I saw a few people Appsterdammers would know: Saul Mora, Kendal Gelner, Dave Wiskus, Rob Elkin, Kyle Kinkade, and Lassi from Sanoma (thanks for taxi from airport).

I bumped into Daniel Jalkut on the street, and met Wil Shipley at one of the parties… if you want to meet everyone who is everyone, hang out with Saul Mora — he knows everyone, and everyone seems to know him!

It’s kind of weird meeting new people by their real name — often I recognised their Twitter handle but not their name!
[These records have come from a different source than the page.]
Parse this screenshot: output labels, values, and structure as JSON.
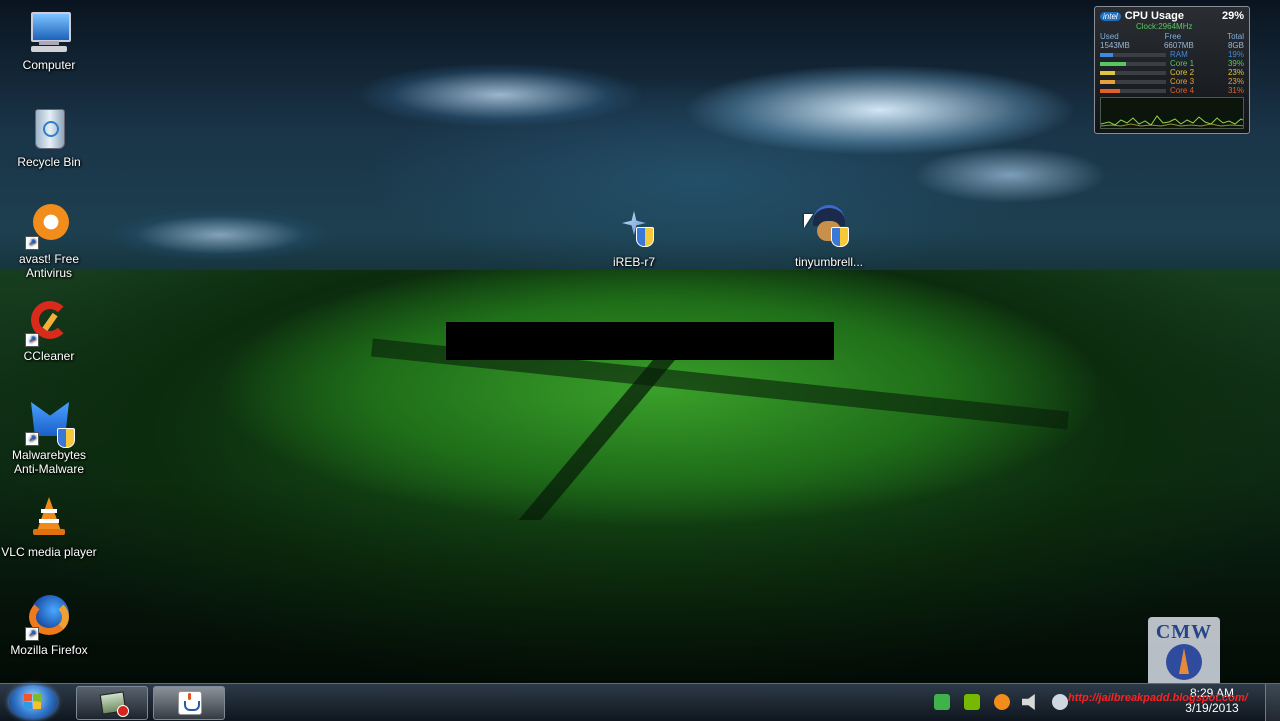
{
  "desktop": {
    "icons": [
      {
        "label": "Computer",
        "icon": "computer-icon"
      },
      {
        "label": "Recycle Bin",
        "icon": "recycle-bin-icon"
      },
      {
        "label": "avast! Free Antivirus",
        "icon": "avast-icon"
      },
      {
        "label": "CCleaner",
        "icon": "ccleaner-icon"
      },
      {
        "label": "Malwarebytes Anti-Malware",
        "icon": "malwarebytes-icon"
      },
      {
        "label": "VLC media player",
        "icon": "vlc-icon"
      },
      {
        "label": "Mozilla Firefox",
        "icon": "firefox-icon"
      },
      {
        "label": "iREB-r7",
        "icon": "ireb-icon"
      },
      {
        "label": "tinyumbrell...",
        "icon": "tinyumbrella-icon"
      }
    ]
  },
  "gadget": {
    "brand": "intel",
    "title": "CPU Usage",
    "percent": "29%",
    "clock": "Clock:2964MHz",
    "col_used": "Used",
    "col_free": "Free",
    "col_total": "Total",
    "used": "1543MB",
    "free": "6607MB",
    "total": "8GB",
    "meters": [
      {
        "label": "RAM",
        "value": "19%",
        "fraction": 0.19,
        "color": "#3d8ae0"
      },
      {
        "label": "Core 1",
        "value": "39%",
        "fraction": 0.39,
        "color": "#58c760"
      },
      {
        "label": "Core 2",
        "value": "23%",
        "fraction": 0.23,
        "color": "#e0c640"
      },
      {
        "label": "Core 3",
        "value": "23%",
        "fraction": 0.23,
        "color": "#e6a23a"
      },
      {
        "label": "Core 4",
        "value": "31%",
        "fraction": 0.31,
        "color": "#e0602a"
      }
    ]
  },
  "watermark": {
    "text": "CMW"
  },
  "taskbar": {
    "time": "8:29 AM",
    "date": "3/19/2013",
    "overlay": "http://jailbreakpadd.blogspot.com/",
    "buttons": [
      {
        "name": "taskbar-app-1",
        "icon": "app-window-icon"
      },
      {
        "name": "taskbar-java",
        "icon": "java-icon"
      }
    ]
  },
  "colors": {
    "taskbar": "#1a2430",
    "gadget_accent": "#58c760"
  }
}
But it’s really cool meeting people in real life that I’d been following on Twitter for ages.


I’d like to thank Rob Elkin and Kyle Kinkade for their tremendous work in setting up Appsterdam’s two alternative embassies in San Francisco. Feedback from the 100s of people who attended was great; we’ll definitely have a special WWDC embassy again in 2013! I think we definitely showed that it is feasible to offer alternative events for people during WWDC; not just for people who missed out on tickets, but also for those that got tickets. We’re also setting up a permanent embassy there, thanks to Jana Boruta and Martin Rosas.

What it feels like
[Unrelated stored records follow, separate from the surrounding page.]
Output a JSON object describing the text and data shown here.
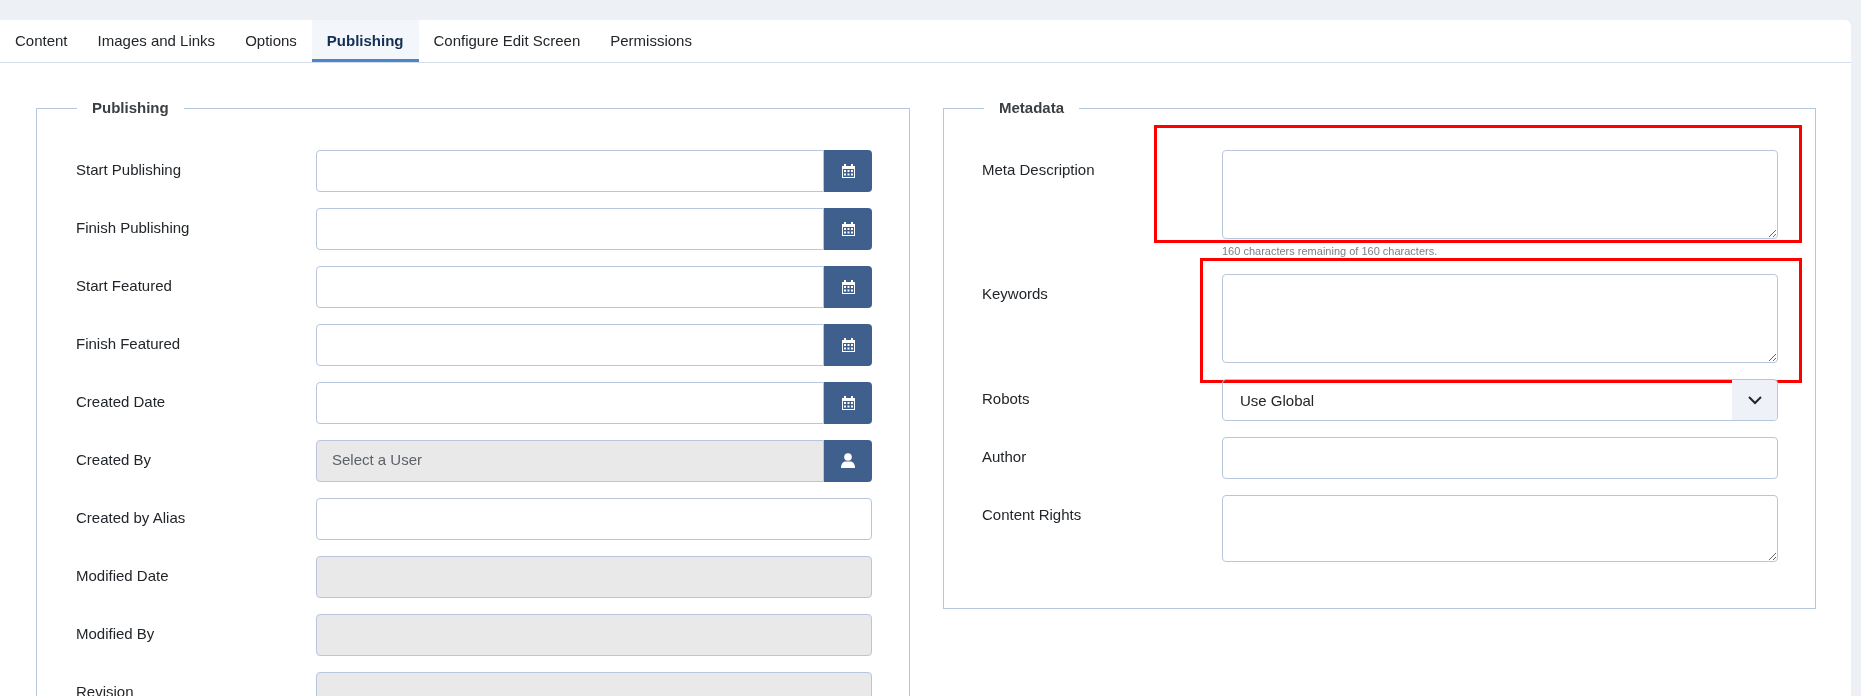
{
  "tabs": [
    {
      "label": "Content",
      "selected": false
    },
    {
      "label": "Images and Links",
      "selected": false
    },
    {
      "label": "Options",
      "selected": false
    },
    {
      "label": "Publishing",
      "selected": true
    },
    {
      "label": "Configure Edit Screen",
      "selected": false
    },
    {
      "label": "Permissions",
      "selected": false
    }
  ],
  "publishing": {
    "legend": "Publishing",
    "fields": [
      {
        "label": "Start Publishing",
        "kind": "date"
      },
      {
        "label": "Finish Publishing",
        "kind": "date"
      },
      {
        "label": "Start Featured",
        "kind": "date"
      },
      {
        "label": "Finish Featured",
        "kind": "date"
      },
      {
        "label": "Created Date",
        "kind": "date"
      },
      {
        "label": "Created By",
        "kind": "user",
        "placeholder": "Select a User"
      },
      {
        "label": "Created by Alias",
        "kind": "text"
      },
      {
        "label": "Modified Date",
        "kind": "readonly"
      },
      {
        "label": "Modified By",
        "kind": "readonly"
      },
      {
        "label": "Revision",
        "kind": "readonly"
      }
    ]
  },
  "metadata": {
    "legend": "Metadata",
    "fields": [
      {
        "label": "Meta Description",
        "kind": "textarea",
        "hint": "160 characters remaining of 160 characters.",
        "highlighted": true
      },
      {
        "label": "Keywords",
        "kind": "textarea",
        "highlighted": true
      },
      {
        "label": "Robots",
        "kind": "select",
        "value": "Use Global",
        "highlighted": false
      },
      {
        "label": "Author",
        "kind": "text",
        "highlighted": false
      },
      {
        "label": "Content Rights",
        "kind": "textarea",
        "highlighted": false
      }
    ]
  }
}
Someone (I forget who) pointed out that WWDC is a lot like Christmas for nerds:

  • First you have the anticipation; the buildup
  • Then friends and relatives descend on town
  • Then the opening keynote is like Santa coming and dropping off presents
  • Then there’s opening those presents and playing with them (downloading the new SDKs, seeing the new Macbook Pro’s etc)
  • Then there’s all the parties, the drinking, eating too much, the hangovers (just like the real thing!)
  • And there’s more presents — people give you things while you’re standing in line, or at the parties

My schwag haul: at least half a dozen t-shirts, the WWDC jacket, stickers, badges/pins, couple of iPhone cases, couple of pairs of gloves that work with touch screens (my favourite).
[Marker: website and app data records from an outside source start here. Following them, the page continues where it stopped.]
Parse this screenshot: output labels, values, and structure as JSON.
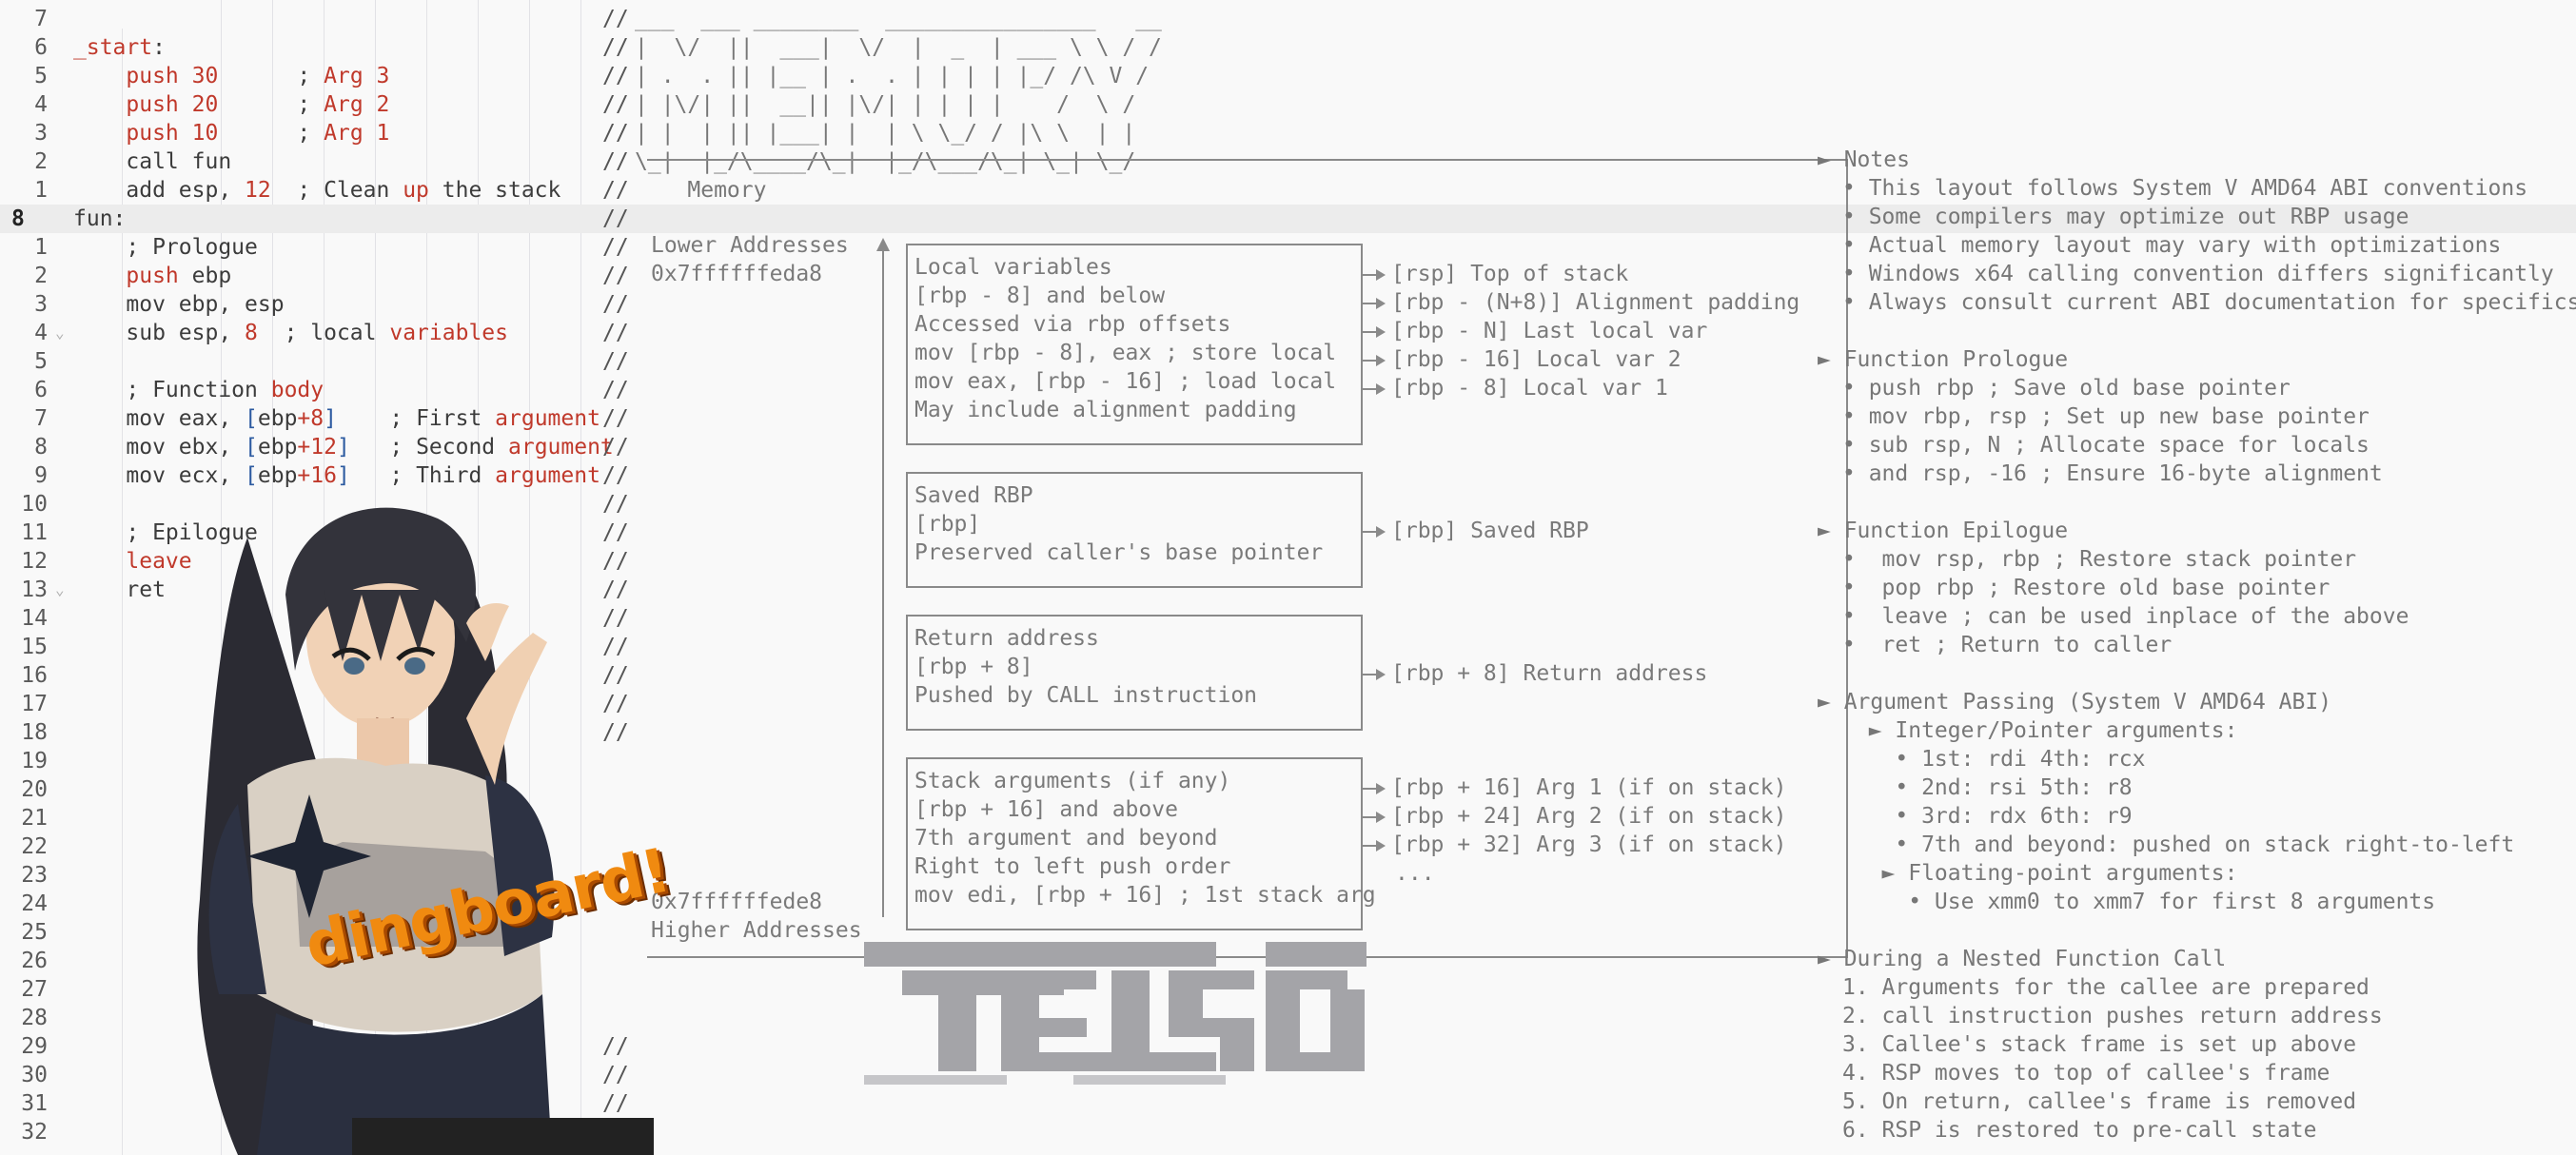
{
  "editor": {
    "current_line": "8",
    "lines": [
      {
        "ln": "7",
        "code": "",
        "cmt": "//",
        "art": "___  ___ ________  ________________   __"
      },
      {
        "ln": "6",
        "code": "_start:",
        "cmt": "//",
        "art": "|  \\/  ||  ___|  \\/  |  _  | ___ \\ \\ / /"
      },
      {
        "ln": "5",
        "code": "    push 30      ; Arg 3",
        "cmt": "//",
        "art": "| .  . || |__ | .  . | | | | |_/ /\\ V /"
      },
      {
        "ln": "4",
        "code": "    push 20      ; Arg 2",
        "cmt": "//",
        "art": "| |\\/| ||  __|| |\\/| | | | |    /  \\ /"
      },
      {
        "ln": "3",
        "code": "    push 10      ; Arg 1",
        "cmt": "//",
        "art": "| |  | || |___| |  | \\ \\_/ / |\\ \\  | |"
      },
      {
        "ln": "2",
        "code": "    call fun",
        "cmt": "//",
        "art": "\\_|  |_/\\____/\\_|  |_/\\___/\\_| \\_| \\_/"
      },
      {
        "ln": "1",
        "code": "    add esp, 12  ; Clean up the stack",
        "cmt": "//",
        "art": "    Memory"
      },
      {
        "ln": "8",
        "code": "fun:",
        "cmt": "//",
        "art": ""
      },
      {
        "ln": "1",
        "code": "    ; Prologue",
        "cmt": "//",
        "art": ""
      },
      {
        "ln": "2",
        "code": "    push ebp",
        "cmt": "//",
        "art": ""
      },
      {
        "ln": "3",
        "code": "    mov ebp, esp",
        "cmt": "//",
        "art": ""
      },
      {
        "ln": "4",
        "code": "    sub esp, 8  ; local variables",
        "cmt": "//",
        "art": ""
      },
      {
        "ln": "5",
        "code": "",
        "cmt": "//",
        "art": ""
      },
      {
        "ln": "6",
        "code": "    ; Function body",
        "cmt": "//",
        "art": ""
      },
      {
        "ln": "7",
        "code": "    mov eax, [ebp+8]    ; First argument",
        "cmt": "//",
        "art": ""
      },
      {
        "ln": "8",
        "code": "    mov ebx, [ebp+12]   ; Second argument",
        "cmt": "//",
        "art": ""
      },
      {
        "ln": "9",
        "code": "    mov ecx, [ebp+16]   ; Third argument",
        "cmt": "//",
        "art": ""
      },
      {
        "ln": "10",
        "code": "",
        "cmt": "//",
        "art": ""
      },
      {
        "ln": "11",
        "code": "    ; Epilogue",
        "cmt": "//",
        "art": ""
      },
      {
        "ln": "12",
        "code": "    leave",
        "cmt": "//",
        "art": ""
      },
      {
        "ln": "13",
        "code": "    ret",
        "cmt": "//",
        "art": ""
      },
      {
        "ln": "14",
        "code": "",
        "cmt": "//",
        "art": ""
      },
      {
        "ln": "15",
        "code": "",
        "cmt": "//",
        "art": ""
      },
      {
        "ln": "16",
        "code": "",
        "cmt": "//",
        "art": ""
      },
      {
        "ln": "17",
        "code": "",
        "cmt": "//",
        "art": ""
      },
      {
        "ln": "18",
        "code": "",
        "cmt": "//",
        "art": ""
      },
      {
        "ln": "19",
        "code": "",
        "cmt": "",
        "art": ""
      },
      {
        "ln": "20",
        "code": "",
        "cmt": "",
        "art": ""
      },
      {
        "ln": "21",
        "code": "",
        "cmt": "",
        "art": ""
      },
      {
        "ln": "22",
        "code": "",
        "cmt": "",
        "art": ""
      },
      {
        "ln": "23",
        "code": "",
        "cmt": "",
        "art": ""
      },
      {
        "ln": "24",
        "code": "",
        "cmt": "",
        "art": ""
      },
      {
        "ln": "25",
        "code": "",
        "cmt": "",
        "art": ""
      },
      {
        "ln": "26",
        "code": "",
        "cmt": "",
        "art": ""
      },
      {
        "ln": "27",
        "code": "",
        "cmt": "",
        "art": ""
      },
      {
        "ln": "28",
        "code": "",
        "cmt": "",
        "art": ""
      },
      {
        "ln": "29",
        "code": "",
        "cmt": "//",
        "art": ""
      },
      {
        "ln": "30",
        "code": "",
        "cmt": "//",
        "art": ""
      },
      {
        "ln": "31",
        "code": "",
        "cmt": "//",
        "art": ""
      },
      {
        "ln": "32",
        "code": "",
        "cmt": "",
        "art": ""
      }
    ]
  },
  "memory": {
    "lower_label": "Lower Addresses",
    "lower_addr": "0x7ffffffeda8",
    "higher_addr": "0x7ffffffede8",
    "higher_label": "Higher Addresses",
    "boxes": [
      {
        "lines": [
          "Local variables",
          "[rbp - 8] and below",
          "Accessed via rbp offsets",
          "mov [rbp - 8], eax ; store local",
          "mov eax, [rbp - 16] ; load local",
          "May include alignment padding"
        ]
      },
      {
        "lines": [
          "Saved RBP",
          "[rbp]",
          "Preserved caller's base pointer"
        ]
      },
      {
        "lines": [
          "Return address",
          "[rbp + 8]",
          "Pushed by CALL instruction"
        ]
      },
      {
        "lines": [
          "Stack arguments (if any)",
          "[rbp + 16] and above",
          "7th argument and beyond",
          "Right to left push order",
          "mov edi, [rbp + 16] ; 1st stack arg"
        ]
      }
    ],
    "pointers": [
      "[rsp] Top of stack",
      "[rbp - (N+8)] Alignment padding",
      "[rbp - N] Last local var",
      "[rbp - 16] Local var 2",
      "[rbp - 8] Local var 1",
      "[rbp] Saved RBP",
      "[rbp + 8] Return address",
      "[rbp + 16] Arg 1 (if on stack)",
      "[rbp + 24] Arg 2 (if on stack)",
      "[rbp + 32] Arg 3 (if on stack)",
      "..."
    ]
  },
  "notes": {
    "sections": [
      {
        "title": "► Notes",
        "items": [
          "• This layout follows System V AMD64 ABI conventions",
          "• Some compilers may optimize out RBP usage",
          "• Actual memory layout may vary with optimizations",
          "• Windows x64 calling convention differs significantly",
          "• Always consult current ABI documentation for specifics"
        ]
      },
      {
        "title": "► Function Prologue",
        "items": [
          "• push rbp ; Save old base pointer",
          "• mov rbp, rsp ; Set up new base pointer",
          "• sub rsp, N ; Allocate space for locals",
          "• and rsp, -16 ; Ensure 16-byte alignment"
        ]
      },
      {
        "title": "► Function Epilogue",
        "items": [
          "•  mov rsp, rbp ; Restore stack pointer",
          "•  pop rbp ; Restore old base pointer",
          "•  leave ; can be used inplace of the above",
          "•  ret ; Return to caller"
        ]
      },
      {
        "title": "► Argument Passing (System V AMD64 ABI)",
        "items": [
          "  ► Integer/Pointer arguments:",
          "    • 1st: rdi 4th: rcx",
          "    • 2nd: rsi 5th: r8",
          "    • 3rd: rdx 6th: r9",
          "    • 7th and beyond: pushed on stack right-to-left",
          "   ► Floating-point arguments:",
          "     • Use xmm0 to xmm7 for first 8 arguments"
        ]
      },
      {
        "title": "► During a Nested Function Call",
        "items": [
          "1. Arguments for the callee are prepared",
          "2. call instruction pushes return address",
          "3. Callee's stack frame is set up above",
          "4. RSP moves to top of callee's frame",
          "5. On return, callee's frame is removed",
          "6. RSP is restored to pre-call state"
        ]
      }
    ]
  },
  "overlay": {
    "logo_text": "dingboard!",
    "image_name": "anime-character-image"
  },
  "colors": {
    "accent_red": "#c0392b",
    "accent_blue": "#2c5aa0",
    "background": "#f9f9f9",
    "current_line_bg": "#ececec"
  }
}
A well-run show

WWDC is overall very well run: well-rehearsed, polished speakers. The presentations by engineers are almost as good as Steve’s famous keynotes. They have obviously practised and polished their presentations, and been coached (in a good way). These engineers do better presentations than most CEOs, politicians and conference speakers (i.e. people whose job description includes making presentations)!

Most conferences have some time set aside to mingle in an informal way. WWDC’s Thursday evening Beer Bash is way, way better than most of these mingle-type functions. Neon Trees at this year’s BB were good! (It is weird, though, to be watching a band surrounded by about 5000 men and maybe 100 or so women. Maybe that’s par for the course in San Francisco, but to me it felt strange!)

No-one was dressed up in business suits — not the executives, the presenters, the security people, the attendees; nobody — but their behaviour was more professional. So much for accusations that Apple values looks over function. They seem to concentrate on knowing what’s important and getting that right.

Sessions are good, the labs are better, and meeting up with friends (old and new) is best.

Things they could do better:

Obviously, better notice of when it is going to be on would be good. (Maybe pre-announce when tickets will go on sale to avoid the surprise and people missing out simply because they were asleep.)

And lining up for everything, all the time, sucks.